Data about app and page elements:
#####
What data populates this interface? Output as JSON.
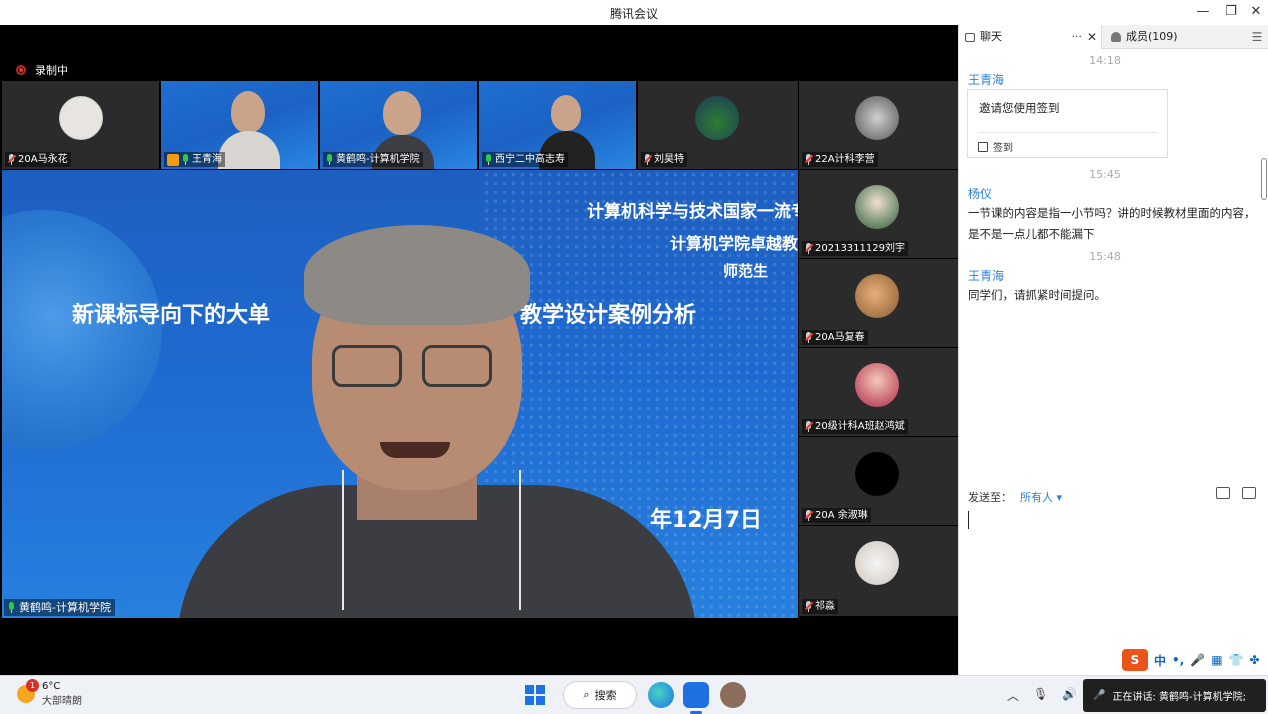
{
  "window": {
    "title": "腾讯会议"
  },
  "meeting": {
    "recording_label": "录制中",
    "top_row": [
      {
        "name": "20A马永花",
        "mic": "off"
      },
      {
        "name": "王青海",
        "mic": "on",
        "host": true
      },
      {
        "name": "黄鹤鸣-计算机学院",
        "mic": "on"
      },
      {
        "name": "西宁二中高志寿",
        "mic": "on"
      },
      {
        "name": "刘昊特",
        "mic": "off"
      },
      {
        "name": "22A计科李营",
        "mic": "off"
      }
    ],
    "side_column": [
      {
        "name": "20213311129刘宇",
        "mic": "off"
      },
      {
        "name": "20A马复春",
        "mic": "off"
      },
      {
        "name": "20级计科A班赵鸿斌",
        "mic": "off"
      },
      {
        "name": "20A 余淑琳",
        "mic": "off"
      },
      {
        "name": "祁淼",
        "mic": "off"
      }
    ],
    "main_speaker": {
      "name": "黄鹤鸣-计算机学院",
      "slide_line1": "计算机科学与技术国家一流专",
      "slide_line2": "计算机学院卓越教",
      "slide_line3": "师范生",
      "slide_title_left": "新课标导向下的大单",
      "slide_title_right": "教学设计案例分析",
      "slide_date": "年12月7日"
    }
  },
  "panel": {
    "tabs": {
      "chat": "聊天",
      "members": "成员(109)"
    },
    "chat": [
      {
        "type": "time",
        "text": "14:18"
      },
      {
        "type": "sender",
        "text": "王青海"
      },
      {
        "type": "card",
        "text": "邀请您使用签到",
        "action": "签到"
      },
      {
        "type": "time",
        "text": "15:45"
      },
      {
        "type": "sender",
        "text": "杨仪"
      },
      {
        "type": "message",
        "text": "一节课的内容是指一小节吗？讲的时候教材里面的内容，是不是一点儿都不能漏下"
      },
      {
        "type": "time",
        "text": "15:48"
      },
      {
        "type": "sender",
        "text": "王青海"
      },
      {
        "type": "message",
        "text": "同学们，请抓紧时间提问。"
      }
    ],
    "send_to_label": "发送至：",
    "send_to_value": "所有人",
    "ime": {
      "logo": "S",
      "mode": "中",
      "punct": "•,"
    }
  },
  "taskbar": {
    "weather_temp": "6°C",
    "weather_desc": "大部晴朗",
    "weather_badge": "1",
    "search_label": "搜索",
    "speaking_text": "正在讲话: 黄鹤鸣-计算机学院;"
  }
}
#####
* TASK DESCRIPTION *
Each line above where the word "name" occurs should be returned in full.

* OUTPUT *
        "name": "20A马永花",
        "name": "王青海",
        "name": "黄鹤鸣-计算机学院",
        "name": "西宁二中高志寿",
        "name": "刘昊特",
        "name": "22A计科李营",
        "name": "20213311129刘宇",
        "name": "20A马复春",
        "name": "20级计科A班赵鸿斌",
        "name": "20A 余淑琳",
        "name": "祁淼",
      "name": "黄鹤鸣-计算机学院",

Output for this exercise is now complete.